[Start of section]
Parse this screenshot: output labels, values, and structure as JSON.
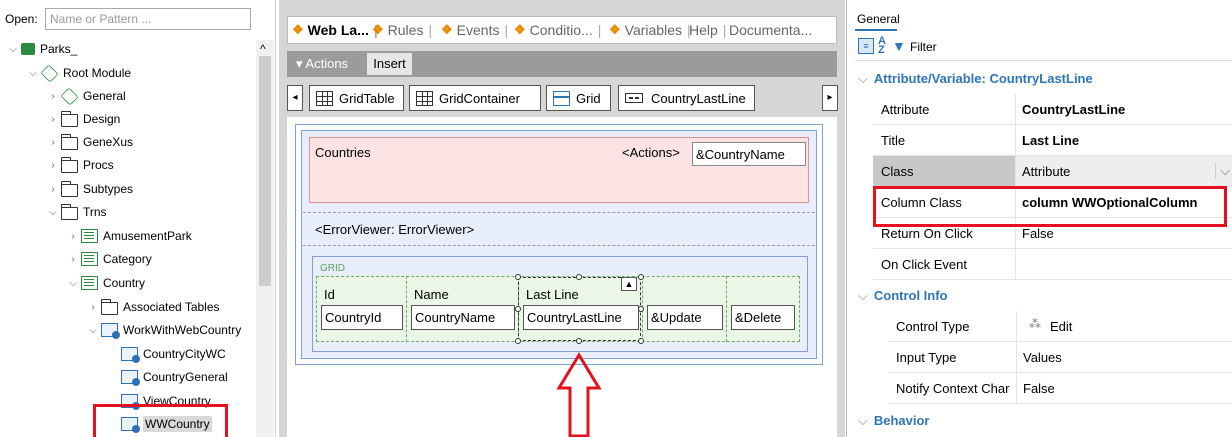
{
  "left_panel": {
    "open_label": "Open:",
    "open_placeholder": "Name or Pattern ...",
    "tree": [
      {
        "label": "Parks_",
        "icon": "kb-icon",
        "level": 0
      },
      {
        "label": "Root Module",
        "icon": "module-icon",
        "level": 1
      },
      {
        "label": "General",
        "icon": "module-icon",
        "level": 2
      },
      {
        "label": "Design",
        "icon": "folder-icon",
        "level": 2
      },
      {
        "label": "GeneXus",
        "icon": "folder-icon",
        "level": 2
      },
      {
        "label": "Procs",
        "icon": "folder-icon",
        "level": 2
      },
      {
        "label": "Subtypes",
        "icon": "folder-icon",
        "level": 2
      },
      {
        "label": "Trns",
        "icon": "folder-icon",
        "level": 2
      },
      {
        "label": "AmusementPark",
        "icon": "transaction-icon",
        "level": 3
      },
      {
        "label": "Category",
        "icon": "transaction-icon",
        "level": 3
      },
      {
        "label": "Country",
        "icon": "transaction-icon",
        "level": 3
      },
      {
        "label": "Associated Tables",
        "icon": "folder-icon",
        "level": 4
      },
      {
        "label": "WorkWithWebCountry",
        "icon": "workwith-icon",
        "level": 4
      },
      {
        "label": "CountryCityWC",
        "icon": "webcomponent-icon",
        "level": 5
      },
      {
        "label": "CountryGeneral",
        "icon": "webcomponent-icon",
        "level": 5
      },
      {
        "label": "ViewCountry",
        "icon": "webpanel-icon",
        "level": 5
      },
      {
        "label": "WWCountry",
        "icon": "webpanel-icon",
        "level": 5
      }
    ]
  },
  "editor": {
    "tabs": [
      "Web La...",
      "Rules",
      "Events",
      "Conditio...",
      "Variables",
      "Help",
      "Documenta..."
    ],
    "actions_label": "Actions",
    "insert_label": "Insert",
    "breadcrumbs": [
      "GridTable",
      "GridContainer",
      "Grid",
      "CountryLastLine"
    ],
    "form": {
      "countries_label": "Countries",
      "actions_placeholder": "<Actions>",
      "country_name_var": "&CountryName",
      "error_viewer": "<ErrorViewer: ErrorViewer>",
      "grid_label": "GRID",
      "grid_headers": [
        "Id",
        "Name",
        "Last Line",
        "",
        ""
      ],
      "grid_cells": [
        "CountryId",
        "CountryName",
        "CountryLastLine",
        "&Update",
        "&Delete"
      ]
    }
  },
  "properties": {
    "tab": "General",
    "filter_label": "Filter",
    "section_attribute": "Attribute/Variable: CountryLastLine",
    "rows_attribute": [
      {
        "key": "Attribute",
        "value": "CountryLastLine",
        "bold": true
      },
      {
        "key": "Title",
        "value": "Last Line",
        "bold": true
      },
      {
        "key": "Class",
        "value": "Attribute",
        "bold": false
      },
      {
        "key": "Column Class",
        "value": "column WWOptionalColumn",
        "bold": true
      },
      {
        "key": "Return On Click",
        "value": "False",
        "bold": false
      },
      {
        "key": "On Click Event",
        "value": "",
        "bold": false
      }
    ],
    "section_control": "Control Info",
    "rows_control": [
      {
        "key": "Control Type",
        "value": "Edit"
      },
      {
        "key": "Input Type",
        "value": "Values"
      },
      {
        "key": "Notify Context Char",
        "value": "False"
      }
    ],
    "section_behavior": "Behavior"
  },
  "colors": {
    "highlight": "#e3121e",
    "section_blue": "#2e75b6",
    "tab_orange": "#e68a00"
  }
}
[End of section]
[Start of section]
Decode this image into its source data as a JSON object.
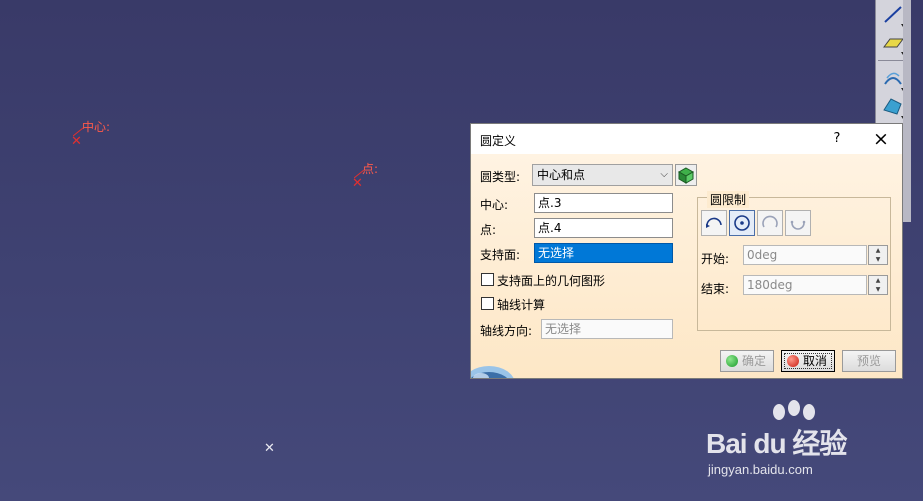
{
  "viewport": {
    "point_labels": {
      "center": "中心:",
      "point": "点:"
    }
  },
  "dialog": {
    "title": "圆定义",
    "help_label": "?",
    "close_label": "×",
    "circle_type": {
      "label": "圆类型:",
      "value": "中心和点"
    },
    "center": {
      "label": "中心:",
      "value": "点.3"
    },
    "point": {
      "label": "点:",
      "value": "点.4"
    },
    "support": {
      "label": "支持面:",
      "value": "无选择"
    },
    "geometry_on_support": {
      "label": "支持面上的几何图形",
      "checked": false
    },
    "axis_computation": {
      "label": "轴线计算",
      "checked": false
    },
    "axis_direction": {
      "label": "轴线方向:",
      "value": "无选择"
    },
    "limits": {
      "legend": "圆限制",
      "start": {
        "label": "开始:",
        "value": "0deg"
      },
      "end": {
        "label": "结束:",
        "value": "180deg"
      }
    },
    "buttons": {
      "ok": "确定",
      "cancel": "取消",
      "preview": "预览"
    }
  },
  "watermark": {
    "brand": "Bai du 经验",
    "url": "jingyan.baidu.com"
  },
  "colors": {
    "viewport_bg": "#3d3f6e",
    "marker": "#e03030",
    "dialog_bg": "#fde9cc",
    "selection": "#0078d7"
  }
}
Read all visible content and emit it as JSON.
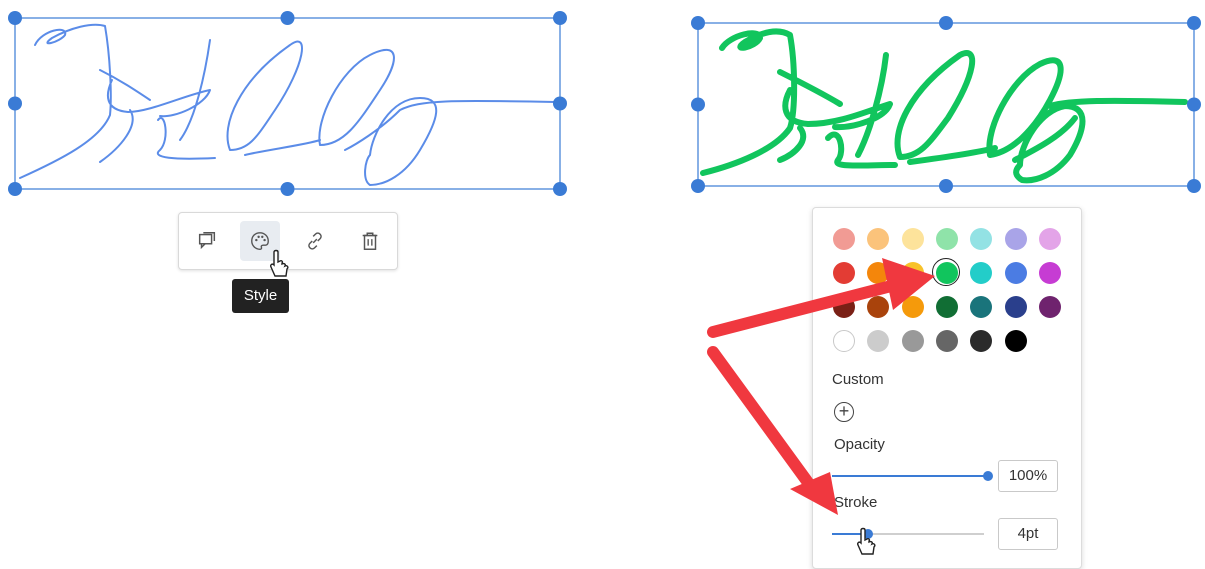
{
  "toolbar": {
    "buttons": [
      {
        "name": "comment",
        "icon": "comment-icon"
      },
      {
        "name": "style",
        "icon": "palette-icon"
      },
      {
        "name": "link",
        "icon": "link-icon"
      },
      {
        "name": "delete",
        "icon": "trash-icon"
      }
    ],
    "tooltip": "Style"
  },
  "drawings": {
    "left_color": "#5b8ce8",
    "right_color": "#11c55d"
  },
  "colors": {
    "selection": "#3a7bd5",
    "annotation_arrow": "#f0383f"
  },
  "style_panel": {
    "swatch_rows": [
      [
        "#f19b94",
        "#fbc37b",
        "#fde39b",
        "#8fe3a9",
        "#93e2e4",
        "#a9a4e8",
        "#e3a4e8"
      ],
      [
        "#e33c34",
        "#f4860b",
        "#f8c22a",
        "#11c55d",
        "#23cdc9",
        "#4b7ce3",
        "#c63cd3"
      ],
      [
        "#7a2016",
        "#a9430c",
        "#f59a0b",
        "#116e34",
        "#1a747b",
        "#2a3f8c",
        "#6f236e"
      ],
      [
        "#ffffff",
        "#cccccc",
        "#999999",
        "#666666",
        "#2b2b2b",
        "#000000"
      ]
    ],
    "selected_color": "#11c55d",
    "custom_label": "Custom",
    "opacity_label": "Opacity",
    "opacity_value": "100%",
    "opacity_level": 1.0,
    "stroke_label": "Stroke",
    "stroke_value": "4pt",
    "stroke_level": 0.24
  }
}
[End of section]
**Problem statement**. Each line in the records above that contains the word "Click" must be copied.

**The completed task**.
        "key": "Return On Click",
        "key": "On Click Event",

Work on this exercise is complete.